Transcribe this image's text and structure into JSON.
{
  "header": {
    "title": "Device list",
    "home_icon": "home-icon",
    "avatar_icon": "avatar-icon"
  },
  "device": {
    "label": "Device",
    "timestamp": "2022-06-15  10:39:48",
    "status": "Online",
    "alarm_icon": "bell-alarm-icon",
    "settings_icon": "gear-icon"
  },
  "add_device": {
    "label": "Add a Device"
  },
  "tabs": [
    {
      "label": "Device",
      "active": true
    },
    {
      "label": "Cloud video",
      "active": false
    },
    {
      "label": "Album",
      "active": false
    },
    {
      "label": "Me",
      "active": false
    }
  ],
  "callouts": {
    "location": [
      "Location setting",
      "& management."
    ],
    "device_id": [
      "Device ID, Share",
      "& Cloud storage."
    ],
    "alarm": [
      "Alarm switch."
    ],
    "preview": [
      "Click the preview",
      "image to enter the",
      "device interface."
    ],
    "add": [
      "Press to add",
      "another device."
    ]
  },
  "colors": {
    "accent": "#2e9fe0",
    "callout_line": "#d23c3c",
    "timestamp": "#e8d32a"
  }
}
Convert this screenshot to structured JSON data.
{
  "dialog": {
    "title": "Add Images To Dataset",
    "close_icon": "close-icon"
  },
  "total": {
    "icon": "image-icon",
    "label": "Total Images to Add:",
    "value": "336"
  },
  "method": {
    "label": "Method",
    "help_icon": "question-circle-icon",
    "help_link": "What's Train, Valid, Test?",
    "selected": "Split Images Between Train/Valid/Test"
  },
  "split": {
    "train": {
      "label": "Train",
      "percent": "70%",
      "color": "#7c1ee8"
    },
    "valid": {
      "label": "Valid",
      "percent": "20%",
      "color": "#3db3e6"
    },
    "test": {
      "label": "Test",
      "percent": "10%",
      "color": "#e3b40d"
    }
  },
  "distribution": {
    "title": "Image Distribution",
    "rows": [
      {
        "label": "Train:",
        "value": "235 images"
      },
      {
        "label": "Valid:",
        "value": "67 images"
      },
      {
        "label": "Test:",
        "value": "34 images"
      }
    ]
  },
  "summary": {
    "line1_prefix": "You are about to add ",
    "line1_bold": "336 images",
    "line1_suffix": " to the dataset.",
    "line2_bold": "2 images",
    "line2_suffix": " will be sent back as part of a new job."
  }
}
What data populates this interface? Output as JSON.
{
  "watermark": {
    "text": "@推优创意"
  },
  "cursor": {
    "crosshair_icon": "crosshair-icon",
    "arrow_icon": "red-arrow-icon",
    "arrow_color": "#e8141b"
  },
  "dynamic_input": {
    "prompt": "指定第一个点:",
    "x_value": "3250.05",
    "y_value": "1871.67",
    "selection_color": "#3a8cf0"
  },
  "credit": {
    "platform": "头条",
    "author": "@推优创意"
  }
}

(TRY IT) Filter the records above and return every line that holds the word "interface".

(SOLVED PROBLEM)
      "device interface."
What data populates this interface? Output as JSON.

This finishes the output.